Facebook invents Tiktok
There’s a long, documented history of Facebook cloning other app’s ideas and implementing them as their own, and TikTok is now no exemption with the debut of Reels.
The feature, which is only available in Brazil right now, allows users to create 15-second videos and adjust their speed, add music, or even borrow audio from other people’s videos. These can be added to Stories or sent directly to friends, but also show up in a new area called Top Reels.
In other words, Instagram has now subsumed TikTok. The company tried this previously with an app called Lasso which has been widely panned as a failure, given it failed to build an audience of its own, but that’s not looking at this correctly: that was already the plan all along.
Facebook’s entire strategy for photocopying apps has followed this exact formula: launch an app that clones features from a popular app as standalone first, like Boomerang or Bolt. Both of these apps started as spins on Snapchat Stories, independently of Facebook’s existing networks, allowing the company to experiment with ideas and early adopters.
Once they perfect the concept, Facebook shuts down the app, goes quiet for a while, and relaunches it as a part of an existing property. What’s curious is that this almost always ends up being Instagram, which seems friendlier than the Facebook brand cloning your idea.
Reels has followed the same playbook, down to the finer details, such as launching in a limited market such as Brazil, rather than globally, to drive demand before expanding it globally.
Facebook is back on the PR horn trying to play down the fact that the app is a clone, with Robby Stein, director of product management saying that “no two products are exactly the same” and that “sharing video with music is a pretty universal idea that we think everyone might be interested in using.”
In other words, Facebook wasn’t able to invent it on its own, so it’s claiming the format for everyone as an excuse to copy it. The thing that makes TikTok charming, however, is that it’s not owned by Facebook, and has a very different culture around it than Instagram.
Whether or not Facebook can steal users away from TikTok is another question.
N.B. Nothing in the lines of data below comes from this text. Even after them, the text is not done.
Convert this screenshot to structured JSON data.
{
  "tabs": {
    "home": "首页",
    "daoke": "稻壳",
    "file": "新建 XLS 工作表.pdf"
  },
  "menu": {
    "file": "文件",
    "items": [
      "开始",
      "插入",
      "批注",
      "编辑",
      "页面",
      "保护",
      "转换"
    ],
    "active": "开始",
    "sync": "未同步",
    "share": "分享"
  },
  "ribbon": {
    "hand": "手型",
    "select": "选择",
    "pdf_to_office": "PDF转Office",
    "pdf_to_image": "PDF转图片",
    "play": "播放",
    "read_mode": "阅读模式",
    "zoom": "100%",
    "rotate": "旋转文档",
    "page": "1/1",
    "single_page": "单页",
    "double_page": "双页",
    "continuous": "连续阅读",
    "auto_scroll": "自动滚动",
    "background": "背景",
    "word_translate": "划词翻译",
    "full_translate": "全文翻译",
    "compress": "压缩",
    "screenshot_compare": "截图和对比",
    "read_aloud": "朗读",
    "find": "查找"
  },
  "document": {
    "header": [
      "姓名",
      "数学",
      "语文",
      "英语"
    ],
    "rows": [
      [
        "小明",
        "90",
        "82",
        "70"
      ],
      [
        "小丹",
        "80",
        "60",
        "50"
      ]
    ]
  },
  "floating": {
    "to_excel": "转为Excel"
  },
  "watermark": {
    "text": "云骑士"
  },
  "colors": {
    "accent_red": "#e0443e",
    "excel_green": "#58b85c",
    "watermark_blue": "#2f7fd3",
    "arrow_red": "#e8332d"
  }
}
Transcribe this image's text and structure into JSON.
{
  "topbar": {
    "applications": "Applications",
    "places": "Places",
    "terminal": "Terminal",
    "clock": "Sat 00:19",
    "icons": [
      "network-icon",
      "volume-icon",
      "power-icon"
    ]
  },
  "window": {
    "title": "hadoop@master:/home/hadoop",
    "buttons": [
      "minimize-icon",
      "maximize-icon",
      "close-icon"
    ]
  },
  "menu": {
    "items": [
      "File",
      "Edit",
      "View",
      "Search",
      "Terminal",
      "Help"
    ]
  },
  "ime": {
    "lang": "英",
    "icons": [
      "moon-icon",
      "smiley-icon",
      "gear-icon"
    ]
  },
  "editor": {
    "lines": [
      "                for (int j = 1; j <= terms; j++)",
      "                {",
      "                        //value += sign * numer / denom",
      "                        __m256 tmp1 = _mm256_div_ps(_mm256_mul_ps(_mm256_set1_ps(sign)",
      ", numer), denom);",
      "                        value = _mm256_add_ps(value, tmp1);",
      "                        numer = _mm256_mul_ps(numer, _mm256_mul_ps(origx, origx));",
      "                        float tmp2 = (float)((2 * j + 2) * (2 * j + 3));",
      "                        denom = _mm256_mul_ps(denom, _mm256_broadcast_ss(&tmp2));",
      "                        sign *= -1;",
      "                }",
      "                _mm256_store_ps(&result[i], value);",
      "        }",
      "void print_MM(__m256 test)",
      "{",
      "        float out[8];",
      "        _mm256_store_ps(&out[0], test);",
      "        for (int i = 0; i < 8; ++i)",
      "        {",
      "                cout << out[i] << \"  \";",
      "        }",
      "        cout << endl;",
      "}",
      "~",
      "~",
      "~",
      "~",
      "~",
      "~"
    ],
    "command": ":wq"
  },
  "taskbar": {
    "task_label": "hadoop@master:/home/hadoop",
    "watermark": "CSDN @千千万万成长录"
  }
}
Almost every TikTok user is certainly already on Instagram, and TikTok videos are constantly ripped and reposted on the service... but TikTok is popular on its own, despite that, for a reason: they don’t want to use Instagram.
What’s fascinating about all of this is how Facebook wields its sub-brands, like Instagram, to steal features like this without appearing like a giant monopoly firing up the photocopiers. This time, however, it feels brazen, because we’ve seen it all before.
Side note: take the linked article below’s enthusiasm with a grain of salt. Josh Constine is essentially Facebook’s favorite journalist friend, and the piece is as breathless as all of his other coverage of the company.
Google’s ‘Project Nightingale’ gathers American health data in secret
This is a bombshell report that claims Google is gathering healthcare information on up to 50 million Americans, without redacting names or details. The project was revealed by a whistleblower concerned with so much sensitive data being passed in secret, without consent.
Google apparently plans to build “AI tools that help predict health patterns and improve treatment” but it’s not clear what that really means. Google isn’t alone in pushing into healthcare, but most of the other companies, Apple included, don’t appear to be doing this kind of thing in secret.
Good read: The Google Squeeze, by Stratechery